Problem to solve: Each entry should be written out again exactly, so that nothing is lost.

Records for processing:
---+---

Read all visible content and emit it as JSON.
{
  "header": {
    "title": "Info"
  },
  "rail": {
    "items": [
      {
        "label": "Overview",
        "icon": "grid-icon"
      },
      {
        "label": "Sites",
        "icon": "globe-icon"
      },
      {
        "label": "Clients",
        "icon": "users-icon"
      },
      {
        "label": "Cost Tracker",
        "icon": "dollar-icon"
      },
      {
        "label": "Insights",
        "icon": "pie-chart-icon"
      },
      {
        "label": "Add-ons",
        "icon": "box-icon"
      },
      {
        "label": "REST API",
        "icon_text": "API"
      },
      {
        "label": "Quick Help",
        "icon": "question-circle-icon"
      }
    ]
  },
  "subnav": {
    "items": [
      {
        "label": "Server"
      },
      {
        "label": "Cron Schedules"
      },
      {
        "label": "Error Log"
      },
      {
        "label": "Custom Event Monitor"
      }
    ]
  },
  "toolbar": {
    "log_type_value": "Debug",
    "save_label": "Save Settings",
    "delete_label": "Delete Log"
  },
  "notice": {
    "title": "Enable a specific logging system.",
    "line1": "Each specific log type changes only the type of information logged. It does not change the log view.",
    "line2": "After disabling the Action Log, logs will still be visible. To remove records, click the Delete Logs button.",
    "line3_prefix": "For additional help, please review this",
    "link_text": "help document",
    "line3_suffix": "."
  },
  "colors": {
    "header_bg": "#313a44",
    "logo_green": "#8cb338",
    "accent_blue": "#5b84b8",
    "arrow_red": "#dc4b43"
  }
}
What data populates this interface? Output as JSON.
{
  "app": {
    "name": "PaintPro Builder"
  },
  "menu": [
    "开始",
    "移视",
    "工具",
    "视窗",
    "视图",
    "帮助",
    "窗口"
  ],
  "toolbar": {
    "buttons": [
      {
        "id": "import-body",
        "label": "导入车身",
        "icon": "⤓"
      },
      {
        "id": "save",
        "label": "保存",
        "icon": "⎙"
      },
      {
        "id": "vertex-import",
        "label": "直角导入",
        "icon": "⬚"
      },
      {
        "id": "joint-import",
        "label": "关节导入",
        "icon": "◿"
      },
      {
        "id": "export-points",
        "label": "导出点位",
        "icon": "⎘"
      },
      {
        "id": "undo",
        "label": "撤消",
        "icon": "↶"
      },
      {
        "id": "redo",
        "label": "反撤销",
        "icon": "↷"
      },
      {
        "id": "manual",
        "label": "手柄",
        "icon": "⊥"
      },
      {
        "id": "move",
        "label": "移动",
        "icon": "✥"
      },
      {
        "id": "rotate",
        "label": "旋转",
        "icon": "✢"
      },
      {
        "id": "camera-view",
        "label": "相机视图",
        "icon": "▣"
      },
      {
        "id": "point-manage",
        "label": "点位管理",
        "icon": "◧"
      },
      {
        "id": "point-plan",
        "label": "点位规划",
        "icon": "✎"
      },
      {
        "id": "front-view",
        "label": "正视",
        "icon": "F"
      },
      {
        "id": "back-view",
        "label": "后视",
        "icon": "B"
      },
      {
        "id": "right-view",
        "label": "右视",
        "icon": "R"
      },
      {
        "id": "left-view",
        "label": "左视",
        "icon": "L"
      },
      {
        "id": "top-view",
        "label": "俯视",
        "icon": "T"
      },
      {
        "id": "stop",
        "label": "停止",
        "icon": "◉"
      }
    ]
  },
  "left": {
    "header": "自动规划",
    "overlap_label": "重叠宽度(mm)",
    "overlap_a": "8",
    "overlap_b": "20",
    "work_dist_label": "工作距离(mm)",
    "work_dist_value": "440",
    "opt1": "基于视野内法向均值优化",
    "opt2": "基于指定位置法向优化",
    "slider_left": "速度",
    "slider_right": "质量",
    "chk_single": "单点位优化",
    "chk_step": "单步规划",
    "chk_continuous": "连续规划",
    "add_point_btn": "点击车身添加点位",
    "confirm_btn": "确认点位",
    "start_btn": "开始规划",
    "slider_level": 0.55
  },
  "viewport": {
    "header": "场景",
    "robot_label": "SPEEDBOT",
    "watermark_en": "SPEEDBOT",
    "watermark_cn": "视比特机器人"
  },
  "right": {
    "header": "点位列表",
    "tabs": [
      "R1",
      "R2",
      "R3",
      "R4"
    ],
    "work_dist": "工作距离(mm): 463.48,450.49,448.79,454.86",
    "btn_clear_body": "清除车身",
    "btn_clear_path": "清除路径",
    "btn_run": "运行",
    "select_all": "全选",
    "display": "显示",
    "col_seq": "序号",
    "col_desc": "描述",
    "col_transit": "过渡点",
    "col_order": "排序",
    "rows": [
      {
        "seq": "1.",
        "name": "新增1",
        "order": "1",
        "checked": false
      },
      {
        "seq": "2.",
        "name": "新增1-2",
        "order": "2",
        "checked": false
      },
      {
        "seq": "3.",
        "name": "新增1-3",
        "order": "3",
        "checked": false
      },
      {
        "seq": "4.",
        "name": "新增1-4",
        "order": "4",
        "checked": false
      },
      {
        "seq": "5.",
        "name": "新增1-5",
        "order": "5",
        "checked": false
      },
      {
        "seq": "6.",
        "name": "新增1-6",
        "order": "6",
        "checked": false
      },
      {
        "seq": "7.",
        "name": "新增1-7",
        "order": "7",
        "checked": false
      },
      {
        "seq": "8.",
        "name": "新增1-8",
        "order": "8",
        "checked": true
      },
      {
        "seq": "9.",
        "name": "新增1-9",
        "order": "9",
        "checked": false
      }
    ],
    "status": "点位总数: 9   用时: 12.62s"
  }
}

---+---

Reply:
Read all visible content and emit it as JSON.
{
  "header": {
    "title": "Info"
  },
  "rail": {
    "items": [
      {
        "label": "Overview",
        "icon": "grid-icon"
      },
      {
        "label": "Sites",
        "icon": "globe-icon"
      },
      {
        "label": "Clients",
        "icon": "users-icon"
      },
      {
        "label": "Cost Tracker",
        "icon": "dollar-icon"
      },
      {
        "label": "Insights",
        "icon": "pie-chart-icon"
      },
      {
        "label": "Add-ons",
        "icon": "box-icon"
      },
      {
        "label": "REST API",
        "icon_text": "API"
      },
      {
        "label": "Quick Help",
        "icon": "question-circle-icon"
      }
    ]
  },
  "subnav": {
    "items": [
      {
        "label": "Server"
      },
      {
        "label": "Cron Schedules"
      },
      {
        "label": "Error Log"
      },
      {
        "label": "Custom Event Monitor"
      }
    ]
  },
  "toolbar": {
    "log_type_value": "Debug",
    "save_label": "Save Settings",
    "delete_label": "Delete Log"
  },
  "notice": {
    "title": "Enable a specific logging system.",
    "line1": "Each specific log type changes only the type of information logged. It does not change the log view.",
    "line2": "After disabling the Action Log, logs will still be visible. To remove records, click the Delete Logs button.",
    "line3_prefix": "For additional help, please review this",
    "link_text": "help document",
    "line3_suffix": "."
  },
  "colors": {
    "header_bg": "#313a44",
    "logo_green": "#8cb338",
    "accent_blue": "#5b84b8",
    "arrow_red": "#dc4b43"
  }
}
What data populates this interface? Output as JSON.
{
  "app": {
    "name": "PaintPro Builder"
  },
  "menu": [
    "开始",
    "移视",
    "工具",
    "视窗",
    "视图",
    "帮助",
    "窗口"
  ],
  "toolbar": {
    "buttons": [
      {
        "id": "import-body",
        "label": "导入车身",
        "icon": "⤓"
      },
      {
        "id": "save",
        "label": "保存",
        "icon": "⎙"
      },
      {
        "id": "vertex-import",
        "label": "直角导入",
        "icon": "⬚"
      },
      {
        "id": "joint-import",
        "label": "关节导入",
        "icon": "◿"
      },
      {
        "id": "export-points",
        "label": "导出点位",
        "icon": "⎘"
      },
      {
        "id": "undo",
        "label": "撤消",
        "icon": "↶"
      },
      {
        "id": "redo",
        "label": "反撤销",
        "icon": "↷"
      },
      {
        "id": "manual",
        "label": "手柄",
        "icon": "⊥"
      },
      {
        "id": "move",
        "label": "移动",
        "icon": "✥"
      },
      {
        "id": "rotate",
        "label": "旋转",
        "icon": "✢"
      },
      {
        "id": "camera-view",
        "label": "相机视图",
        "icon": "▣"
      },
      {
        "id": "point-manage",
        "label": "点位管理",
        "icon": "◧"
      },
      {
        "id": "point-plan",
        "label": "点位规划",
        "icon": "✎"
      },
      {
        "id": "front-view",
        "label": "正视",
        "icon": "F"
      },
      {
        "id": "back-view",
        "label": "后视",
        "icon": "B"
      },
      {
        "id": "right-view",
        "label": "右视",
        "icon": "R"
      },
      {
        "id": "left-view",
        "label": "左视",
        "icon": "L"
      },
      {
        "id": "top-view",
        "label": "俯视",
        "icon": "T"
      },
      {
        "id": "stop",
        "label": "停止",
        "icon": "◉"
      }
    ]
  },
  "left": {
    "header": "自动规划",
    "overlap_label": "重叠宽度(mm)",
    "overlap_a": "8",
    "overlap_b": "20",
    "work_dist_label": "工作距离(mm)",
    "work_dist_value": "440",
    "opt1": "基于视野内法向均值优化",
    "opt2": "基于指定位置法向优化",
    "slider_left": "速度",
    "slider_right": "质量",
    "chk_single": "单点位优化",
    "chk_step": "单步规划",
    "chk_continuous": "连续规划",
    "add_point_btn": "点击车身添加点位",
    "confirm_btn": "确认点位",
    "start_btn": "开始规划",
    "slider_level": 0.55
  },
  "viewport": {
    "header": "场景",
    "robot_label": "SPEEDBOT",
    "watermark_en": "SPEEDBOT",
    "watermark_cn": "视比特机器人"
  },
  "right": {
    "header": "点位列表",
    "tabs": [
      "R1",
      "R2",
      "R3",
      "R4"
    ],
    "work_dist": "工作距离(mm): 463.48,450.49,448.79,454.86",
    "btn_clear_body": "清除车身",
    "btn_clear_path": "清除路径",
    "btn_run": "运行",
    "select_all": "全选",
    "display": "显示",
    "col_seq": "序号",
    "col_desc": "描述",
    "col_transit": "过渡点",
    "col_order": "排序",
    "rows": [
      {
        "seq": "1.",
        "name": "新增1",
        "order": "1",
        "checked": false
      },
      {
        "seq": "2.",
        "name": "新增1-2",
        "order": "2",
        "checked": false
      },
      {
        "seq": "3.",
        "name": "新增1-3",
        "order": "3",
        "checked": false
      },
      {
        "seq": "4.",
        "name": "新增1-4",
        "order": "4",
        "checked": false
      },
      {
        "seq": "5.",
        "name": "新增1-5",
        "order": "5",
        "checked": false
      },
      {
        "seq": "6.",
        "name": "新增1-6",
        "order": "6",
        "checked": false
      },
      {
        "seq": "7.",
        "name": "新增1-7",
        "order": "7",
        "checked": false
      },
      {
        "seq": "8.",
        "name": "新增1-8",
        "order": "8",
        "checked": true
      },
      {
        "seq": "9.",
        "name": "新增1-9",
        "order": "9",
        "checked": false
      }
    ],
    "status": "点位总数: 9   用时: 12.62s"
  }
}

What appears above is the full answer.